WHAT YOU NEED TO DO: Below are some records: retype them all exactly, but not the pictures.

■ ■ ■ ■

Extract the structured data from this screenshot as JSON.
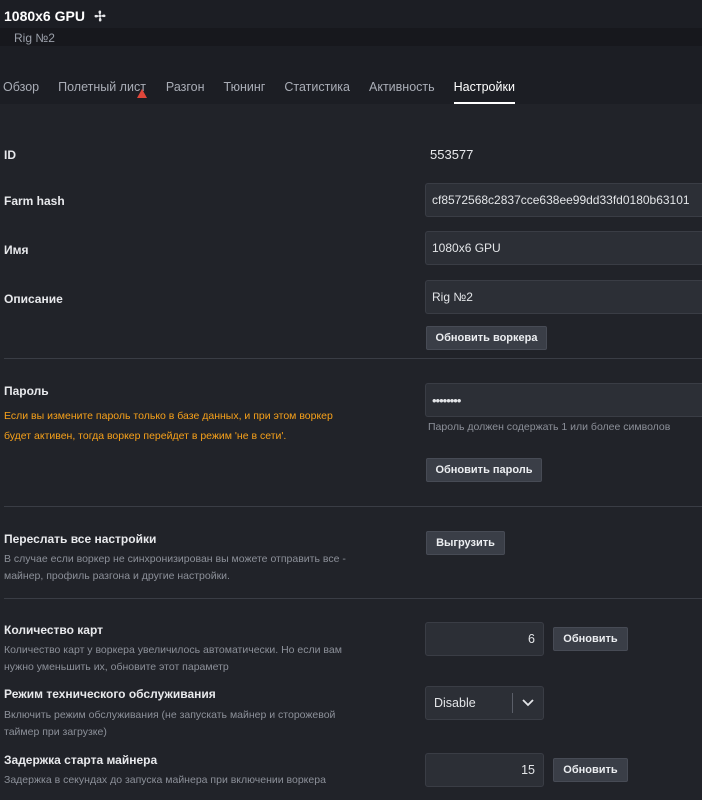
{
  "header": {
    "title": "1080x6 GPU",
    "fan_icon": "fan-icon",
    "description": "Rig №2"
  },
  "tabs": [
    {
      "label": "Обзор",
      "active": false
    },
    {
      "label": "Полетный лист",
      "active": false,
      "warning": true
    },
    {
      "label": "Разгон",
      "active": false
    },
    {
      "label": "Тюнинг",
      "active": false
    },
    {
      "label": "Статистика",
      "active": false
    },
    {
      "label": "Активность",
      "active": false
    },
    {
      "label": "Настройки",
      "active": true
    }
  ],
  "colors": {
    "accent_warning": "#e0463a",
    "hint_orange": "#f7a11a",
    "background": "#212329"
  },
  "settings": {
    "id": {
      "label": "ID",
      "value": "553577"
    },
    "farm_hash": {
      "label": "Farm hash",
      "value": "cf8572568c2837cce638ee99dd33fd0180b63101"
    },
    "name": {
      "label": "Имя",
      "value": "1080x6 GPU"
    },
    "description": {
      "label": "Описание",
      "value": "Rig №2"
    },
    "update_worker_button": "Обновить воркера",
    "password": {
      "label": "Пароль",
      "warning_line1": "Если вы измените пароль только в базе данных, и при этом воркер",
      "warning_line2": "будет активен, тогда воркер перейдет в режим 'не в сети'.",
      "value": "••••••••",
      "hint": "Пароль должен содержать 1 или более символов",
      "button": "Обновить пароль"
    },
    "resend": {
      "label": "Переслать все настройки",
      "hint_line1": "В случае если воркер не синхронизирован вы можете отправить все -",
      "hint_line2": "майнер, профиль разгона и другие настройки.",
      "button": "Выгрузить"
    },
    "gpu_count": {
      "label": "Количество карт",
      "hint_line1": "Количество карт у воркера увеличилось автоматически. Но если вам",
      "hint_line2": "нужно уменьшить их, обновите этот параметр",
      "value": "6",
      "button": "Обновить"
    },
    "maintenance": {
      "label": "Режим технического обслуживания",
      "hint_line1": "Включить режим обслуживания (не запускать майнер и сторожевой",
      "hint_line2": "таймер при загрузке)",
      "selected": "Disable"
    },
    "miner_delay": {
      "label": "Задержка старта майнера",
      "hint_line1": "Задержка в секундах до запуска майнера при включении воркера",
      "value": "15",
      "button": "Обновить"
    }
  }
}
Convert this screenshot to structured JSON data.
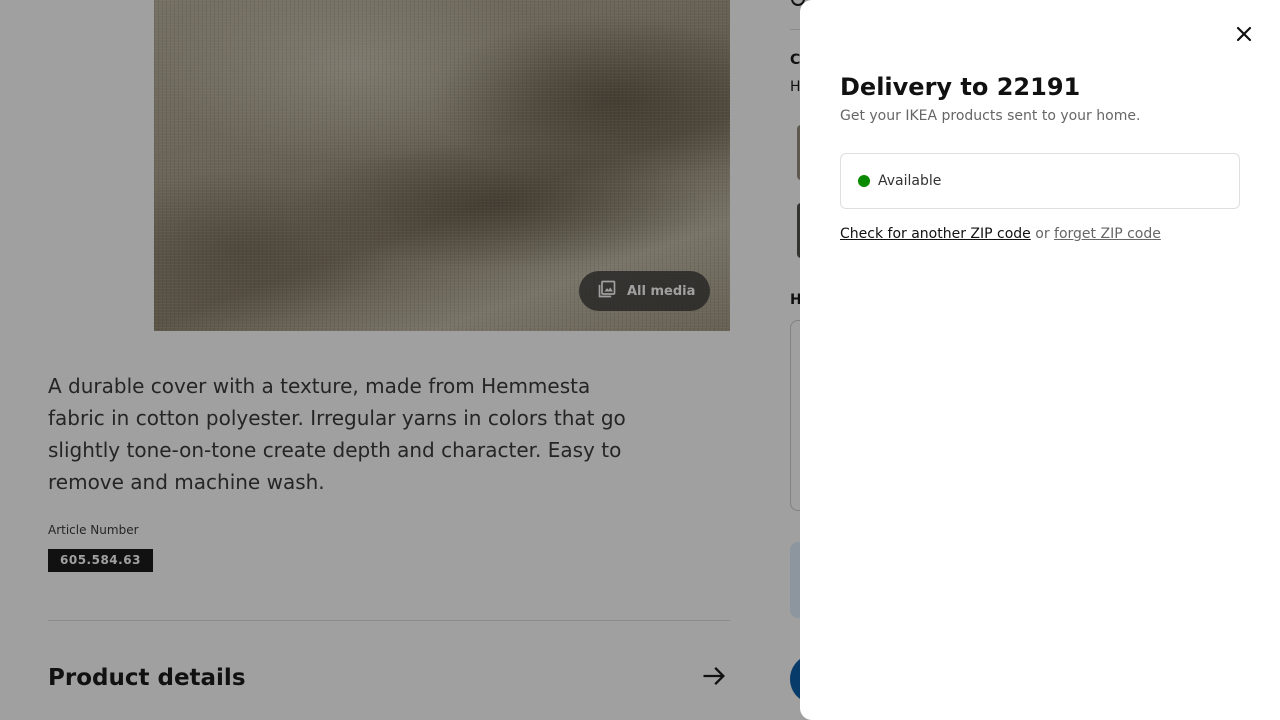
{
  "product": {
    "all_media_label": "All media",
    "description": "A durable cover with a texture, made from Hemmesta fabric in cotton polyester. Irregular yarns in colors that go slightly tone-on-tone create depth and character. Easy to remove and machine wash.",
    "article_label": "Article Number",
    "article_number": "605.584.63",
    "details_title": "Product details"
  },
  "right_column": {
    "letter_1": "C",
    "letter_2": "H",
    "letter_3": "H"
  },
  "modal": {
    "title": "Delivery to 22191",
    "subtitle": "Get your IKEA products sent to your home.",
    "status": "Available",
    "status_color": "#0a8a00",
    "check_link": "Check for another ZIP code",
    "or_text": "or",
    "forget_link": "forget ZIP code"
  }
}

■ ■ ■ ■

EXERCISE RESPONSE:
Extract the structured data from this screenshot as JSON.
{
  "header": {
    "title": "1080x6 GPU",
    "fan_icon": "fan-icon",
    "description": "Rig №2"
  },
  "tabs": [
    {
      "label": "Обзор",
      "active": false
    },
    {
      "label": "Полетный лист",
      "active": false,
      "warning": true
    },
    {
      "label": "Разгон",
      "active": false
    },
    {
      "label": "Тюнинг",
      "active": false
    },
    {
      "label": "Статистика",
      "active": false
    },
    {
      "label": "Активность",
      "active": false
    },
    {
      "label": "Настройки",
      "active": true
    }
  ],
  "colors": {
    "accent_warning": "#e0463a",
    "hint_orange": "#f7a11a",
    "background": "#212329"
  },
  "settings": {
    "id": {
      "label": "ID",
      "value": "553577"
    },
    "farm_hash": {
      "label": "Farm hash",
      "value": "cf8572568c2837cce638ee99dd33fd0180b63101"
    },
    "name": {
      "label": "Имя",
      "value": "1080x6 GPU"
    },
    "description": {
      "label": "Описание",
      "value": "Rig №2"
    },
    "update_worker_button": "Обновить воркера",
    "password": {
      "label": "Пароль",
      "warning_line1": "Если вы измените пароль только в базе данных, и при этом воркер",
      "warning_line2": "будет активен, тогда воркер перейдет в режим 'не в сети'.",
      "value": "••••••••",
      "hint": "Пароль должен содержать 1 или более символов",
      "button": "Обновить пароль"
    },
    "resend": {
      "label": "Переслать все настройки",
      "hint_line1": "В случае если воркер не синхронизирован вы можете отправить все -",
      "hint_line2": "майнер, профиль разгона и другие настройки.",
      "button": "Выгрузить"
    },
    "gpu_count": {
      "label": "Количество карт",
      "hint_line1": "Количество карт у воркера увеличилось автоматически. Но если вам",
      "hint_line2": "нужно уменьшить их, обновите этот параметр",
      "value": "6",
      "button": "Обновить"
    },
    "maintenance": {
      "label": "Режим технического обслуживания",
      "hint_line1": "Включить режим обслуживания (не запускать майнер и сторожевой",
      "hint_line2": "таймер при загрузке)",
      "selected": "Disable"
    },
    "miner_delay": {
      "label": "Задержка старта майнера",
      "hint_line1": "Задержка в секундах до запуска майнера при включении воркера",
      "value": "15",
      "button": "Обновить"
    }
  }
}
Convert this screenshot to structured JSON data.
{
  "product": {
    "all_media_label": "All media",
    "description": "A durable cover with a texture, made from Hemmesta fabric in cotton polyester. Irregular yarns in colors that go slightly tone-on-tone create depth and character. Easy to remove and machine wash.",
    "article_label": "Article Number",
    "article_number": "605.584.63",
    "details_title": "Product details"
  },
  "right_column": {
    "letter_1": "C",
    "letter_2": "H",
    "letter_3": "H"
  },
  "modal": {
    "title": "Delivery to 22191",
    "subtitle": "Get your IKEA products sent to your home.",
    "status": "Available",
    "status_color": "#0a8a00",
    "check_link": "Check for another ZIP code",
    "or_text": "or",
    "forget_link": "forget ZIP code"
  }
}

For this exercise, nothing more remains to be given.